Is jealousy serving you a purpose or subtracting from your quality of life? The more you ask yourself questions along these lines and seek understanding, as opposed to judgment, the more likely you are to find the source of that jealousy.
It might be subconscious, which meditation can help you deal with, or might be related to something that’s happening right now. But in either case, don’t run away from the emotion, at some point, many feel jealous but it’s for different reasons.
There’s no need to suppress that part of you without understanding why it’s happening, then, once you learn more about what’s causing it, and embrace that jealousy, the less of an effect it will have over you.
Comparing Yourself To Others
This is what I touched on, and what often is something we want to get rid of when we talk about jealousy.
But in one way or another, we will always compare ourselves to others.
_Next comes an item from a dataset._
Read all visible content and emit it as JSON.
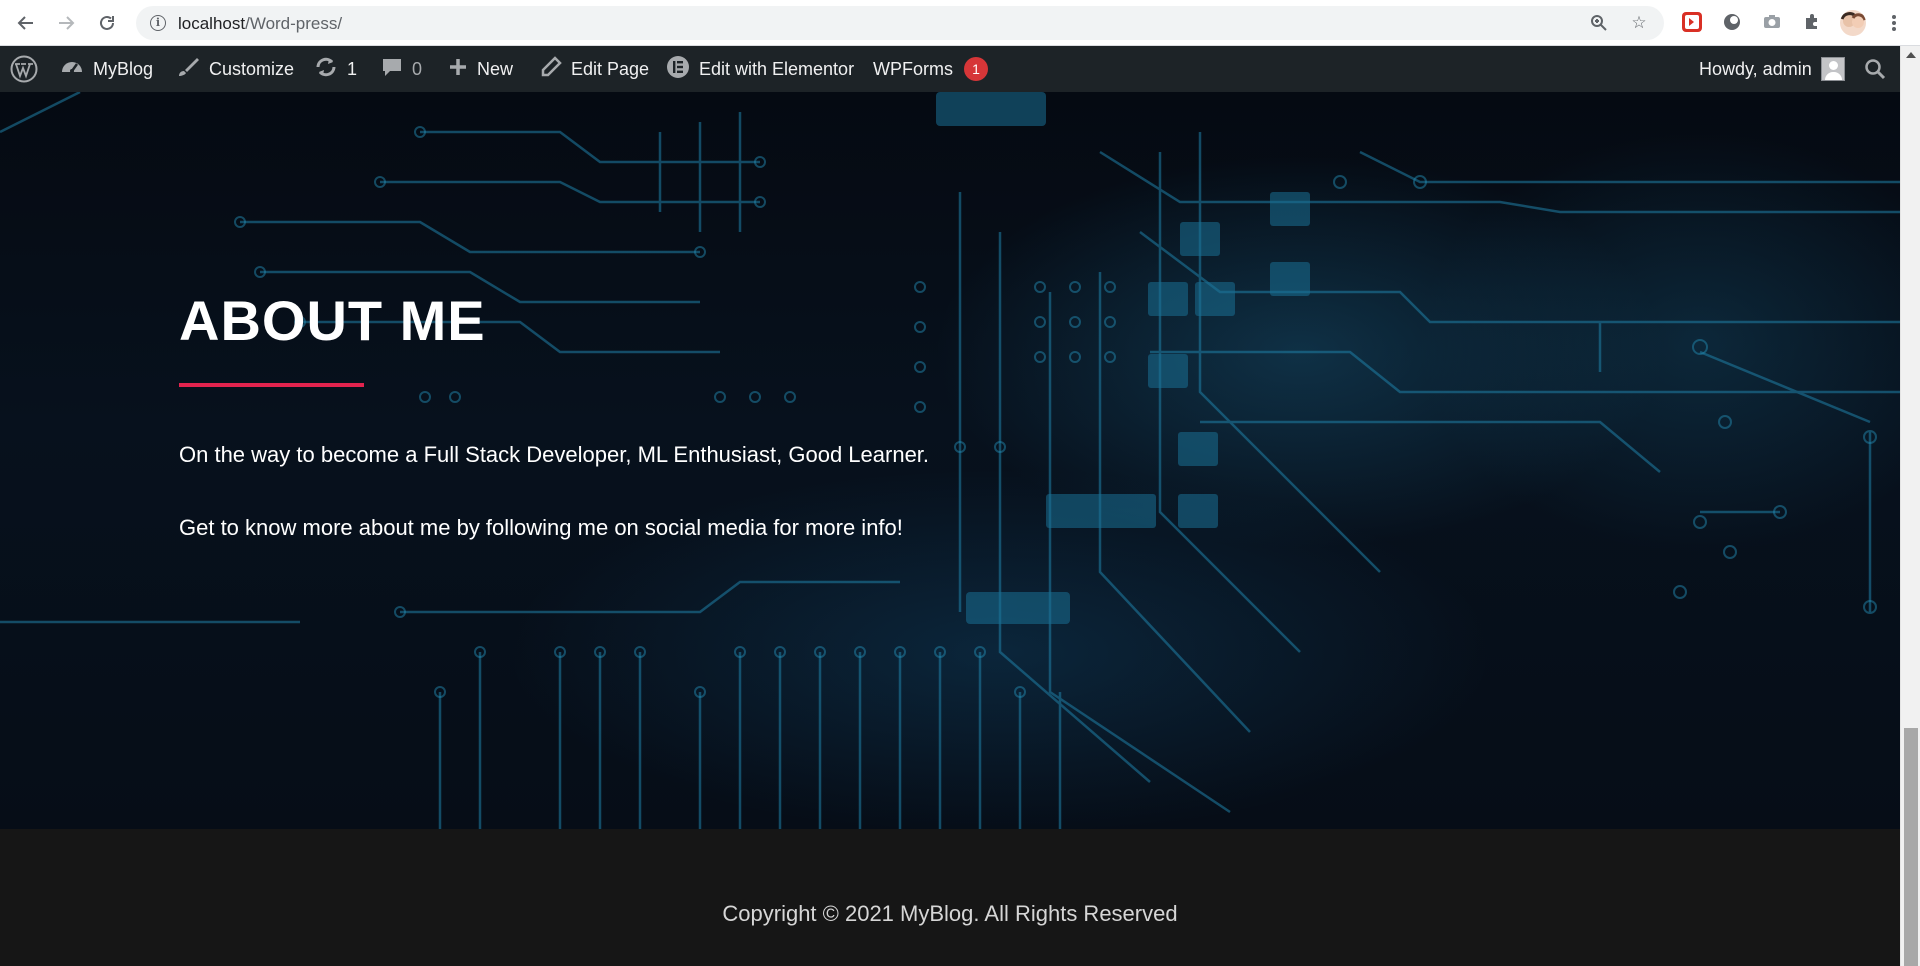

You can do that comparison in a good way or a bad way. (Source)
For instance, a good type of jealousy would be if someone has something you don’t have, and rather than thinking it’s too far-fetched for you to achieve, you understand that you can do, or achieve the same.
Use the comparison to others in a good way, meditation, after all, helps you let go of a large portion of that ego part of you that’s making that comparison, and making you feel like you lack something. That’s why it also helps to complement this with an abundance mindset.
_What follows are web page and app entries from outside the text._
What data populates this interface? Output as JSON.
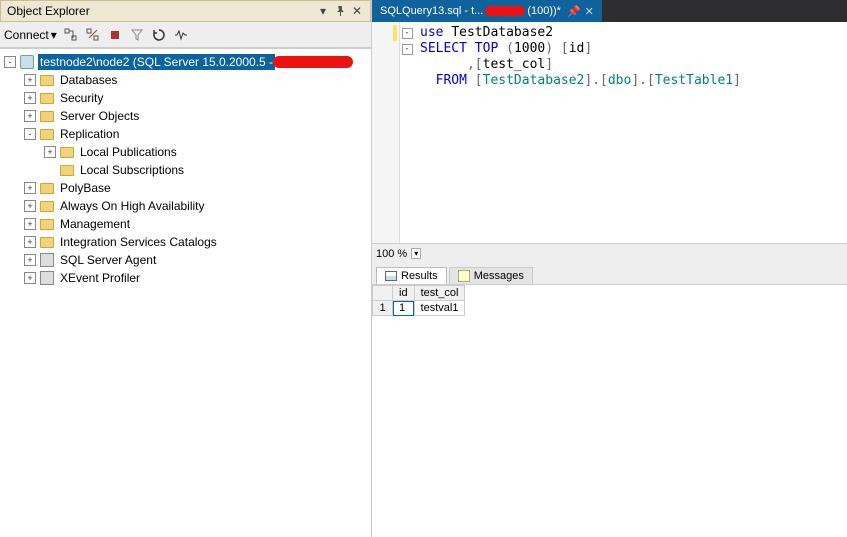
{
  "explorer": {
    "title": "Object Explorer",
    "connect_label": "Connect",
    "root": {
      "label": "testnode2\\node2 (SQL Server 15.0.2000.5 - ",
      "nodes": [
        {
          "label": "Databases",
          "expand": "+",
          "icon": "folder"
        },
        {
          "label": "Security",
          "expand": "+",
          "icon": "folder"
        },
        {
          "label": "Server Objects",
          "expand": "+",
          "icon": "folder"
        },
        {
          "label": "Replication",
          "expand": "-",
          "icon": "folder",
          "children": [
            {
              "label": "Local Publications",
              "expand": "+",
              "icon": "folder"
            },
            {
              "label": "Local Subscriptions",
              "expand": "",
              "icon": "folder"
            }
          ]
        },
        {
          "label": "PolyBase",
          "expand": "+",
          "icon": "folder"
        },
        {
          "label": "Always On High Availability",
          "expand": "+",
          "icon": "folder"
        },
        {
          "label": "Management",
          "expand": "+",
          "icon": "folder"
        },
        {
          "label": "Integration Services Catalogs",
          "expand": "+",
          "icon": "folder"
        },
        {
          "label": "SQL Server Agent",
          "expand": "+",
          "icon": "agent"
        },
        {
          "label": "XEvent Profiler",
          "expand": "+",
          "icon": "agent"
        }
      ]
    }
  },
  "tab": {
    "prefix": "SQLQuery13.sql - t...",
    "suffix": "(100))*"
  },
  "code": {
    "l1_use": "use",
    "l1_db": "TestDatabase2",
    "l2_select": "SELECT",
    "l2_top": "TOP",
    "l2_num": "1000",
    "l2_col": "id",
    "l3_col": "test_col",
    "l4_from": "FROM",
    "l4_d1": "TestDatabase2",
    "l4_d2": "dbo",
    "l4_d3": "TestTable1"
  },
  "zoom": {
    "value": "100 %"
  },
  "results": {
    "tab_results": "Results",
    "tab_messages": "Messages",
    "columns": [
      "id",
      "test_col"
    ],
    "rows": [
      {
        "n": "1",
        "id": "1",
        "test_col": "testval1"
      }
    ]
  }
}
The type of jealousy to get rid of is the one that puts you down and makes you feel like you can’t achieve the same thing you are jealous of others for. That’s something meditation will help you overcome.
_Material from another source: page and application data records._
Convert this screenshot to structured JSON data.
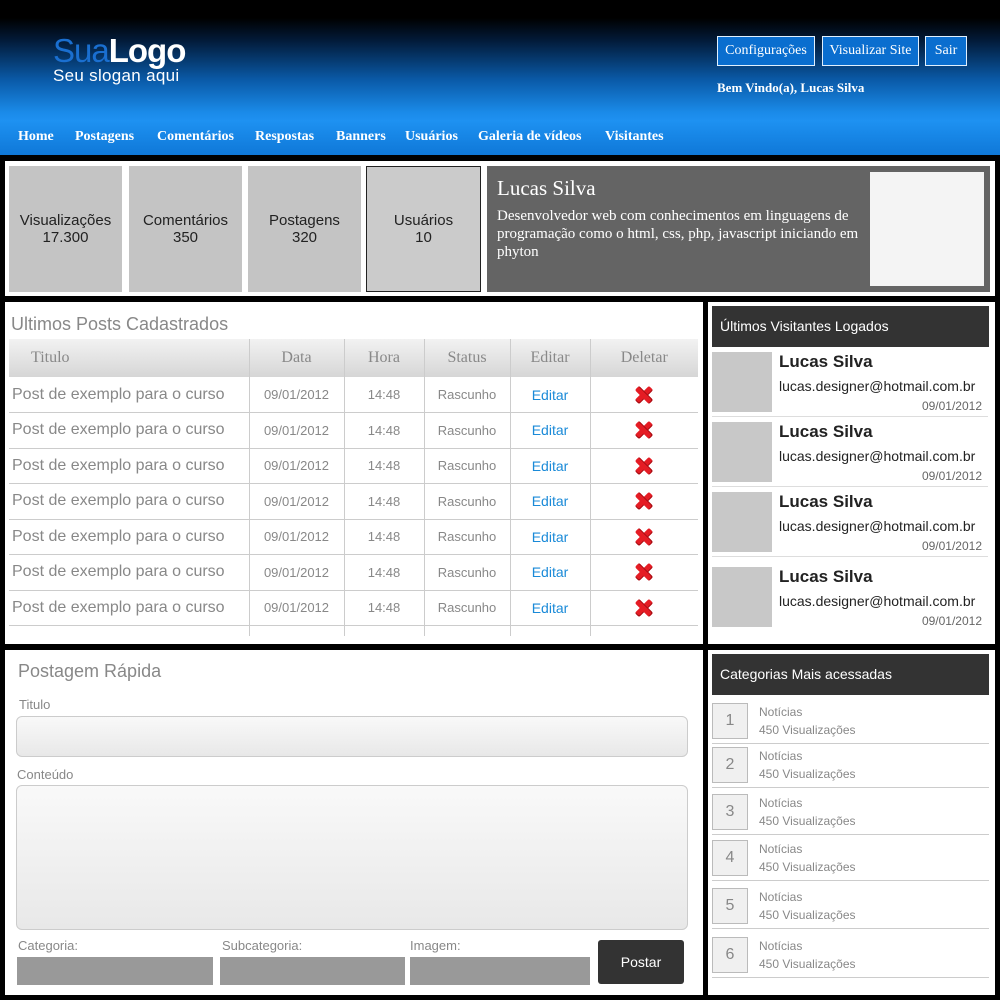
{
  "header": {
    "logo_sua": "Sua",
    "logo_main": "Logo",
    "slogan": "Seu slogan aqui",
    "buttons": [
      "Configurações",
      "Visualizar Site",
      "Sair"
    ],
    "welcome": "Bem Vindo(a), Lucas Silva"
  },
  "nav": [
    "Home",
    "Postagens",
    "Comentários",
    "Respostas",
    "Banners",
    "Usuários",
    "Galeria de vídeos",
    "Visitantes"
  ],
  "stats": [
    {
      "label": "Visualizações",
      "value": "17.300"
    },
    {
      "label": "Comentários",
      "value": "350"
    },
    {
      "label": "Postagens",
      "value": "320"
    },
    {
      "label": "Usuários",
      "value": "10"
    }
  ],
  "profile": {
    "name": "Lucas Silva",
    "description": "Desenvolvedor web com conhecimentos em linguagens de programação como o html, css, php, javascript iniciando em phyton"
  },
  "posts": {
    "title": "Ultimos Posts Cadastrados",
    "columns": [
      "Titulo",
      "Data",
      "Hora",
      "Status",
      "Editar",
      "Deletar"
    ],
    "rows": [
      {
        "title": "Post de exemplo para o curso",
        "date": "09/01/2012",
        "time": "14:48",
        "status": "Rascunho",
        "edit": "Editar"
      },
      {
        "title": "Post de exemplo para o curso",
        "date": "09/01/2012",
        "time": "14:48",
        "status": "Rascunho",
        "edit": "Editar"
      },
      {
        "title": "Post de exemplo para o curso",
        "date": "09/01/2012",
        "time": "14:48",
        "status": "Rascunho",
        "edit": "Editar"
      },
      {
        "title": "Post de exemplo para o curso",
        "date": "09/01/2012",
        "time": "14:48",
        "status": "Rascunho",
        "edit": "Editar"
      },
      {
        "title": "Post de exemplo para o curso",
        "date": "09/01/2012",
        "time": "14:48",
        "status": "Rascunho",
        "edit": "Editar"
      },
      {
        "title": "Post de exemplo para o curso",
        "date": "09/01/2012",
        "time": "14:48",
        "status": "Rascunho",
        "edit": "Editar"
      },
      {
        "title": "Post de exemplo para o curso",
        "date": "09/01/2012",
        "time": "14:48",
        "status": "Rascunho",
        "edit": "Editar"
      }
    ]
  },
  "visitors": {
    "title": "Últimos Visitantes Logados",
    "items": [
      {
        "name": "Lucas Silva",
        "email": "lucas.designer@hotmail.com.br",
        "date": "09/01/2012"
      },
      {
        "name": "Lucas Silva",
        "email": "lucas.designer@hotmail.com.br",
        "date": "09/01/2012"
      },
      {
        "name": "Lucas Silva",
        "email": "lucas.designer@hotmail.com.br",
        "date": "09/01/2012"
      },
      {
        "name": "Lucas Silva",
        "email": "lucas.designer@hotmail.com.br",
        "date": "09/01/2012"
      }
    ]
  },
  "quick_post": {
    "title": "Postagem Rápida",
    "title_label": "Titulo",
    "content_label": "Conteúdo",
    "category_label": "Categoria:",
    "subcategory_label": "Subcategoria:",
    "image_label": "Imagem:",
    "submit": "Postar"
  },
  "categories": {
    "title": "Categorias Mais acessadas",
    "items": [
      {
        "rank": "1",
        "name": "Notícias",
        "views": "450 Visualizações"
      },
      {
        "rank": "2",
        "name": "Notícias",
        "views": "450 Visualizações"
      },
      {
        "rank": "3",
        "name": "Notícias",
        "views": "450 Visualizações"
      },
      {
        "rank": "4",
        "name": "Notícias",
        "views": "450 Visualizações"
      },
      {
        "rank": "5",
        "name": "Notícias",
        "views": "450 Visualizações"
      },
      {
        "rank": "6",
        "name": "Notícias",
        "views": "450 Visualizações"
      }
    ]
  },
  "colors": {
    "accent": "#1e90f0",
    "dark_panel": "#333333",
    "delete": "#e51c24",
    "link": "#1a8ad8"
  }
}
But going back to the ego aspect, meditation can make you less ambitious, or at the very least, less outcome-dependent. You’ll want to balance that out so that you can remain outcome-detached but still committed to achieving your goals.
Now, while meditation might not make you directly achieve material goals you might’ve set for yourself, it can help you in indirect ways by becoming a better performer at those habits that are meant to put you closer to your goal. Meditation, after all, can serve as a form of a magnifier.
You are on your path and after all, you are more in competition with yourself than anyone else, just because it took you longer to achieve something, doesn’t mean you failed.
Jealousness can stem from a gut feeling, telling you something is off. After all, consistent meditation can make you more intuitive, which can help you in differentiating which jealousness serves a purpose and which jealousness is warranted.
Sometimes, you just have to accept that jealousy is a part of you and it might not go away just like that, from meditation.
While the practice of meditation is very useful in several aspects of our lives, it’s not the end-all-be-all, answer to everything, it’s one means by which we can submerge ourselves in a deeper spiritual journey to know ourselves.
I’m gonna be playing devil’s advocate in this case, and say that jealousy might be something you have to accept in yourself. Assuming it doesn’t worsen your quality of life and it’s mild.
If others don’t accept you for who you are, be it a partner, or certain friends, and you have a type of jealousy you know is warranted, then it could be a sign that it’d be time to reevaluate those relationships, especially if they are guilt tripping you for a completely normal response, which many choose to paint in a negative light.
The answer is of course not as white and black as you might expect, but never let that jealousness stem from a place of scarcity.
The jealousy I’m talking about assumes you’ve already evaluated it through a logical process, taken a step back, and based on that, found a valid reason for said jealousness to be present.
If someone is consistently making you jealous, you aren’t always the problem, and it might just be a form of boundary that you set.